*** Opening DATASET EXCERPTS ***

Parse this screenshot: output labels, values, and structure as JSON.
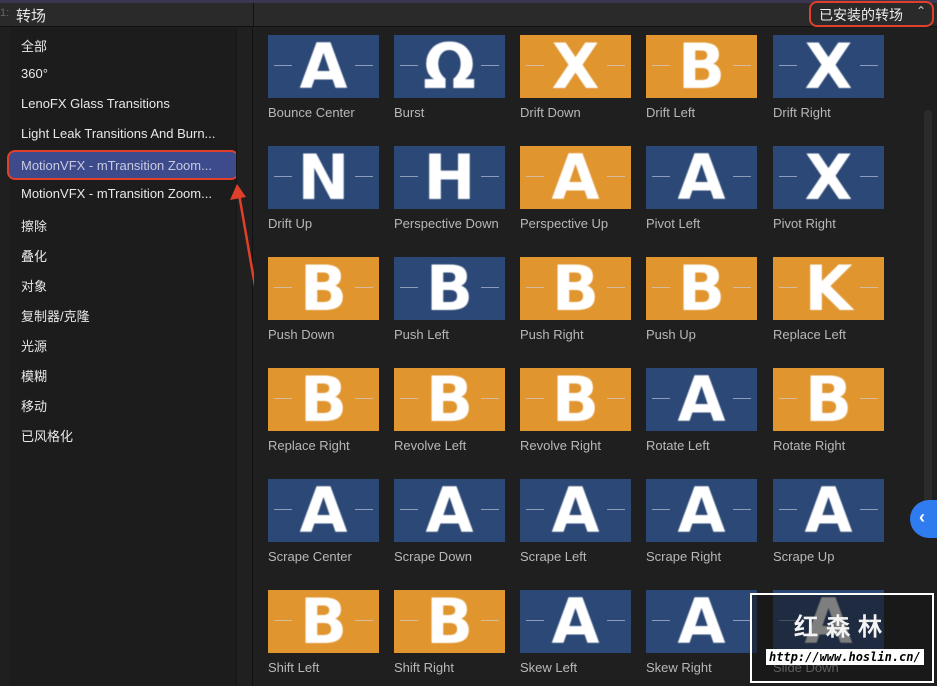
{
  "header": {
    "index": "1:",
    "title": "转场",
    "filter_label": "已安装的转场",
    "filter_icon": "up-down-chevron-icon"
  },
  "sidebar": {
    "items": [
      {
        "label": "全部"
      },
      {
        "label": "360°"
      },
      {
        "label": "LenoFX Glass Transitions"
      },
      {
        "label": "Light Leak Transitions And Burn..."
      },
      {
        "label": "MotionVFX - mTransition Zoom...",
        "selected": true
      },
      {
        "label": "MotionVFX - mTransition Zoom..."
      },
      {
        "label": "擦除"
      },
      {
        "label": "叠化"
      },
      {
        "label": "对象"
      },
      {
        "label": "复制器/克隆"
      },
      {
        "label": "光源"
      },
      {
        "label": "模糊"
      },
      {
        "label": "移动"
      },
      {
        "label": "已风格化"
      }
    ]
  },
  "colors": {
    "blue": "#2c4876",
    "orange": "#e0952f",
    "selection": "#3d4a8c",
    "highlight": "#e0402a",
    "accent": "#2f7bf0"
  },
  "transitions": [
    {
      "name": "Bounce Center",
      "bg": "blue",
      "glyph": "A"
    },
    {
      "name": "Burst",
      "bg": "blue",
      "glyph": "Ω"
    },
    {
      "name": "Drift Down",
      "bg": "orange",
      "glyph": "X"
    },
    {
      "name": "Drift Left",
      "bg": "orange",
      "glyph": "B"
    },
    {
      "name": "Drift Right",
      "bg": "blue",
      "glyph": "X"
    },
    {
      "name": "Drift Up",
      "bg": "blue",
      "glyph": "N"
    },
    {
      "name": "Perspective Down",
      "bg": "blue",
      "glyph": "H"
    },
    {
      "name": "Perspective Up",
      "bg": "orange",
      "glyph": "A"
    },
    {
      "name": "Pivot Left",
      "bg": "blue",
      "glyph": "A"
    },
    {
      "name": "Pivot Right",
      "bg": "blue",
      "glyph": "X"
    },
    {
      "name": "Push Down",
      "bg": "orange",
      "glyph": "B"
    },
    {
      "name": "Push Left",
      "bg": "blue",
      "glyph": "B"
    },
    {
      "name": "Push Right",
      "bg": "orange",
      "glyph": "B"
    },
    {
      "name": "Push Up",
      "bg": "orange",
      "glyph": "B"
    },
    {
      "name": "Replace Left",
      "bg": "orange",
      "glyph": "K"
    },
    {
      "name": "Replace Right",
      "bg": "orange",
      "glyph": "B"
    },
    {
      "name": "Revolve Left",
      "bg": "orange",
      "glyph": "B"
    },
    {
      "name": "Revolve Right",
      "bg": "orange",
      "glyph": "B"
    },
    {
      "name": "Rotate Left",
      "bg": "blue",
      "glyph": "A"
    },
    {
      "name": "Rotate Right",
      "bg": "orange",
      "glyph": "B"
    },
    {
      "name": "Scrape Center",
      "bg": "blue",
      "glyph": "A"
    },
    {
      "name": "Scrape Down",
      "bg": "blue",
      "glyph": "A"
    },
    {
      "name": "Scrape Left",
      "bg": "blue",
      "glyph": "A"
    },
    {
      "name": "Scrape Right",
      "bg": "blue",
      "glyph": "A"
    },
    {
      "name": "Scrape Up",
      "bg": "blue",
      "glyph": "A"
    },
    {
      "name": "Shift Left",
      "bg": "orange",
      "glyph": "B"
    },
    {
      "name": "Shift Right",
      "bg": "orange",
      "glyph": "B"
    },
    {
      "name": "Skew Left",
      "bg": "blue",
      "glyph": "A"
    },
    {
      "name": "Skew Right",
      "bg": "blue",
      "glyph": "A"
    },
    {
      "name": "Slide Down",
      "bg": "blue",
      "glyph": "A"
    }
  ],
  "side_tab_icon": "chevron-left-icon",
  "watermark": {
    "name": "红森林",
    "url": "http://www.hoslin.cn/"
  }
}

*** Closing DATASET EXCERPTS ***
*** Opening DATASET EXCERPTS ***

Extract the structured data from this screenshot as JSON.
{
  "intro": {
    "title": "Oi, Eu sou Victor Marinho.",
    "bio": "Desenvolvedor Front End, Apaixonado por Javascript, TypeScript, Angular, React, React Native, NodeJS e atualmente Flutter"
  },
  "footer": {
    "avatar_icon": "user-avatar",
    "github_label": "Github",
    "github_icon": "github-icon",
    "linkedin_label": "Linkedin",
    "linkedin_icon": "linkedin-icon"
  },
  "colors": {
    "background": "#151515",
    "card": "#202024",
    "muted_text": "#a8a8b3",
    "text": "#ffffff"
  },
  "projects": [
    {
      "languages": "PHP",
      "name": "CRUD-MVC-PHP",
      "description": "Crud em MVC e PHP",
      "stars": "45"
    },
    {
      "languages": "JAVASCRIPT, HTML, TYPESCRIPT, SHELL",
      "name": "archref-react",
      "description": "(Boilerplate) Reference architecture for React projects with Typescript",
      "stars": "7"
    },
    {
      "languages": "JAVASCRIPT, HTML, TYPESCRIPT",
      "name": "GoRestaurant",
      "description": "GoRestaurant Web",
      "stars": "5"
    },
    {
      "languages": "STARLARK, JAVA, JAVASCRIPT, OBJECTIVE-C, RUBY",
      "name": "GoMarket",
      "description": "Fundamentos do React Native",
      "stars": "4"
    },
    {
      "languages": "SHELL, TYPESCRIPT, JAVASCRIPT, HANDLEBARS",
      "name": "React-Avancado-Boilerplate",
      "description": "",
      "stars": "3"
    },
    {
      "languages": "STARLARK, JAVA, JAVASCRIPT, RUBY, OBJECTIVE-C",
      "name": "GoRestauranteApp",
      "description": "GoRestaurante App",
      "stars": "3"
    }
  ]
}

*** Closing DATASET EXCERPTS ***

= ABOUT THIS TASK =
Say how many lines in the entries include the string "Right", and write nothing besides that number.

= EXPECTED ANSWER =
9